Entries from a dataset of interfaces
-------

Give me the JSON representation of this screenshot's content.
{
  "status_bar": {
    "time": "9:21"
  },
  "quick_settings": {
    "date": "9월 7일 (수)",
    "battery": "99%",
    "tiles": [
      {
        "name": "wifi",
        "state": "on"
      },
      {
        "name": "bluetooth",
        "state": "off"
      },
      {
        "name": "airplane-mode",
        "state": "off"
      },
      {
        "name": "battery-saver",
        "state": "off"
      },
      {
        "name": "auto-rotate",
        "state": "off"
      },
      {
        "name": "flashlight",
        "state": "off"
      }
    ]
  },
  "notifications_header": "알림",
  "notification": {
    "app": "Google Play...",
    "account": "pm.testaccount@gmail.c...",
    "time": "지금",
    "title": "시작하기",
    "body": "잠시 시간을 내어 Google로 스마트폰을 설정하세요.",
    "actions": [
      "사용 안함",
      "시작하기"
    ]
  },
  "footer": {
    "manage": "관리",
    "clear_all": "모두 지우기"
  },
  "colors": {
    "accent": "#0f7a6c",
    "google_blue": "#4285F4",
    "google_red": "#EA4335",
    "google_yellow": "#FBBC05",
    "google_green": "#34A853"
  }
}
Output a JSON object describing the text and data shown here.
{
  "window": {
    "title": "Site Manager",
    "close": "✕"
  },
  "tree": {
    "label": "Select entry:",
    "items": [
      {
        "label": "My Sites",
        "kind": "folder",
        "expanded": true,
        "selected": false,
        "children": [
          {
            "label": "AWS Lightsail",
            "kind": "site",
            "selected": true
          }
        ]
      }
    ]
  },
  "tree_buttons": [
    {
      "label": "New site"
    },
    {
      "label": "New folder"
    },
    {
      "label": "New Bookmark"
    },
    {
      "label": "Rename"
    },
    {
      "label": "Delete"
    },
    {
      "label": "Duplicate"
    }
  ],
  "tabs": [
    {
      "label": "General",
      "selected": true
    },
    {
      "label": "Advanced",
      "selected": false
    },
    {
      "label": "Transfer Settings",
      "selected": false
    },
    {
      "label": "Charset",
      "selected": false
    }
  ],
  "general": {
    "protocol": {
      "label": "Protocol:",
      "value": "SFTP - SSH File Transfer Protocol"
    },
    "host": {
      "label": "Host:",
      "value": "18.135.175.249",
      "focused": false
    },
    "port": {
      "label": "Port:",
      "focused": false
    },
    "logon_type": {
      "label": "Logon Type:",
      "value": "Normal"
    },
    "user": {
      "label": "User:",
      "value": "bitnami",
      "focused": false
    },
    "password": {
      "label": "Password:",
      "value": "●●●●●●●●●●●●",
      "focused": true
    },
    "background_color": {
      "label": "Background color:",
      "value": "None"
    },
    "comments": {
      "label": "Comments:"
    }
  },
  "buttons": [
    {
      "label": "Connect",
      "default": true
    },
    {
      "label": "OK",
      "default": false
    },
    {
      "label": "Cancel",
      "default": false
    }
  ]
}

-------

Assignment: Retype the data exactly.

Result of this exercise:
Give me the JSON representation of this screenshot's content.
{
  "status_bar": {
    "time": "9:21"
  },
  "quick_settings": {
    "date": "9월 7일 (수)",
    "battery": "99%",
    "tiles": [
      {
        "name": "wifi",
        "state": "on"
      },
      {
        "name": "bluetooth",
        "state": "off"
      },
      {
        "name": "airplane-mode",
        "state": "off"
      },
      {
        "name": "battery-saver",
        "state": "off"
      },
      {
        "name": "auto-rotate",
        "state": "off"
      },
      {
        "name": "flashlight",
        "state": "off"
      }
    ]
  },
  "notifications_header": "알림",
  "notification": {
    "app": "Google Play...",
    "account": "pm.testaccount@gmail.c...",
    "time": "지금",
    "title": "시작하기",
    "body": "잠시 시간을 내어 Google로 스마트폰을 설정하세요.",
    "actions": [
      "사용 안함",
      "시작하기"
    ]
  },
  "footer": {
    "manage": "관리",
    "clear_all": "모두 지우기"
  },
  "colors": {
    "accent": "#0f7a6c",
    "google_blue": "#4285F4",
    "google_red": "#EA4335",
    "google_yellow": "#FBBC05",
    "google_green": "#34A853"
  }
}
Output a JSON object describing the text and data shown here.
{
  "window": {
    "title": "Site Manager",
    "close": "✕"
  },
  "tree": {
    "label": "Select entry:",
    "items": [
      {
        "label": "My Sites",
        "kind": "folder",
        "expanded": true,
        "selected": false,
        "children": [
          {
            "label": "AWS Lightsail",
            "kind": "site",
            "selected": true
          }
        ]
      }
    ]
  },
  "tree_buttons": [
    {
      "label": "New site"
    },
    {
      "label": "New folder"
    },
    {
      "label": "New Bookmark"
    },
    {
      "label": "Rename"
    },
    {
      "label": "Delete"
    },
    {
      "label": "Duplicate"
    }
  ],
  "tabs": [
    {
      "label": "General",
      "selected": true
    },
    {
      "label": "Advanced",
      "selected": false
    },
    {
      "label": "Transfer Settings",
      "selected": false
    },
    {
      "label": "Charset",
      "selected": false
    }
  ],
  "general": {
    "protocol": {
      "label": "Protocol:",
      "value": "SFTP - SSH File Transfer Protocol"
    },
    "host": {
      "label": "Host:",
      "value": "18.135.175.249",
      "focused": false
    },
    "port": {
      "label": "Port:",
      "focused": false
    },
    "logon_type": {
      "label": "Logon Type:",
      "value": "Normal"
    },
    "user": {
      "label": "User:",
      "value": "bitnami",
      "focused": false
    },
    "password": {
      "label": "Password:",
      "value": "●●●●●●●●●●●●",
      "focused": true
    },
    "background_color": {
      "label": "Background color:",
      "value": "None"
    },
    "comments": {
      "label": "Comments:"
    }
  },
  "buttons": [
    {
      "label": "Connect",
      "default": true
    },
    {
      "label": "OK",
      "default": false
    },
    {
      "label": "Cancel",
      "default": false
    }
  ]
}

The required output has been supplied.